The Census Bureau has dubbed nearly 600,000 workers who have one-way commutes of at least 90 minutes and travel 50 miles or more “mega-commuters” in their annual American Community Survey released today.
But mega-commuting could be hitting your wallet hard.
“In 2012, the average price of gas was $3.60 per gallon, the highest ever,” Michael Green, an AAA spokesman told ABC News. “If you are a mega-commuter, you are likely paying more on average for gas than ever before.”
At nearly double the national average for a one-way daily commute, all of those extra miles could cost mega-commuters more than just their time.
The average fuel economy of vehicles on the road is 23.5 miles per gallon, according to the Federal Bureau of Transportation Statistics. At this rate, with a 50-mile one-way trek, mega-commuters in 2012 could have paid as much as $155 more per month, or $1,860 a year on gas.
“Keep in mind, the price of gas fluctuates over the course of the year,” Green said. “Commuting costs would differ depending on the time of year, with higher prices in the spring for commuters, but they would suffer less in the winter when they’re lower.”
While the numbers may seem high, they have remained surprisingly stable through the years and are part of a general trend of commuting in America.
“When you look at 60 or 90 minutes commute times, for example, there hasn’t been a lot of change, even with data collected back in 1980 and 1990,” Alison Fields, Chief of the Journey to Work and Migration Statistics Branch of the Census Bureau told ABC News. “People may be trying to balance where they want to live with where they want to work.”
The District of Columbia is a frontrunner with an exodus of workers who travel to and from the district.
DC leads the nation with 72.4 percent of its workers residing in a different state — more than triple the level of out-of-state commuters from other states. The district also harbors 25.2 percent of residents who cross state lines to get to work.
By county, the New York City metropolitan area had the three highest volumes of commuters — with workers leaving the boroughs, each a separate county, where they live to travel to Manhattan. Los Angeles County to Orange County and vice versa represented the fourth and fifth largest flows of commuters across county lines.
Top 5 Mega County One-Way Commuter Flows by Frequency:
1. San Bernardino County to Los Angeles County, CA.
Average Time: 104.2 minutes
Average Distance: 68 miles
2. Riverside County to Los Angeles County, CA.
Average Time: 109.3 minutes
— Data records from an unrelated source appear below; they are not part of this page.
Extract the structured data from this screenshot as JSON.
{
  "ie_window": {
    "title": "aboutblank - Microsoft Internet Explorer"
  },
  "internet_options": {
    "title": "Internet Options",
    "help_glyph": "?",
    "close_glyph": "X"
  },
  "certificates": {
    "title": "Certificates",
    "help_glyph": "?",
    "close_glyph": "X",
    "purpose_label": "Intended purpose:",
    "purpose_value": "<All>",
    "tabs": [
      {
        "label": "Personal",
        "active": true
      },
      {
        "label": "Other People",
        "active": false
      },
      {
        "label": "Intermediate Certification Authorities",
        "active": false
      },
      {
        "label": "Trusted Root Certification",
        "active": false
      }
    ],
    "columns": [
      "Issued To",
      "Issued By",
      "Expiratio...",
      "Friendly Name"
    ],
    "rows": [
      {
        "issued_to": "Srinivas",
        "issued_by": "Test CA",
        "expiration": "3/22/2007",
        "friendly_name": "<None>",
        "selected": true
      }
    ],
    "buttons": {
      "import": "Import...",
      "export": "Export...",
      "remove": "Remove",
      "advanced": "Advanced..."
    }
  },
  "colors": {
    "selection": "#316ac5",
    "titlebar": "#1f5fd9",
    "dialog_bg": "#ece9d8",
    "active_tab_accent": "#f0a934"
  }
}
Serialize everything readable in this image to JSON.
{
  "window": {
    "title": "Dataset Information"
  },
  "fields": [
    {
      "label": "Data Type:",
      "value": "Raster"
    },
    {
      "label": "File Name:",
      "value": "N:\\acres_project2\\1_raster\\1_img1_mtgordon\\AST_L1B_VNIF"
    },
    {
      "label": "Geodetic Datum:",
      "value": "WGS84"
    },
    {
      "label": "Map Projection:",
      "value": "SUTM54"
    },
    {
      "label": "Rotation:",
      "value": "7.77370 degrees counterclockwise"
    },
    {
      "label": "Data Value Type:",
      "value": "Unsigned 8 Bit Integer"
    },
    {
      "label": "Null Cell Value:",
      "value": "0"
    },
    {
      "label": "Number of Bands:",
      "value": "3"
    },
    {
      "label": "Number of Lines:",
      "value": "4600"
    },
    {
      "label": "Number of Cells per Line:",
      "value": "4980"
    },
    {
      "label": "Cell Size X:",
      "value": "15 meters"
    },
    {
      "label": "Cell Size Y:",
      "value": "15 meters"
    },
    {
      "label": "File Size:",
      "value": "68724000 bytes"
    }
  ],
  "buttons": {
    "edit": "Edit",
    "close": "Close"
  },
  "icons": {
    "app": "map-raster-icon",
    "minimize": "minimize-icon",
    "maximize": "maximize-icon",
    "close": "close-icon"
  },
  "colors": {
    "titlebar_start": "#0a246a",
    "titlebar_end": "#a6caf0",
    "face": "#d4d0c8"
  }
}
Average Distance: 77.4 miles
3. Suffolk County to New York County, NY.
Average Time: 114.2 minutes
Average Distance: 64.5 miles
4. Fairfield County, CT to New York County, NY.
Average Time: 104.2 minutes
Average Distance: 60.4 miles
5. Orange County, NY to New York County, NY.
Average Time: 110.7 minutes
Average Distance: 62.3 miles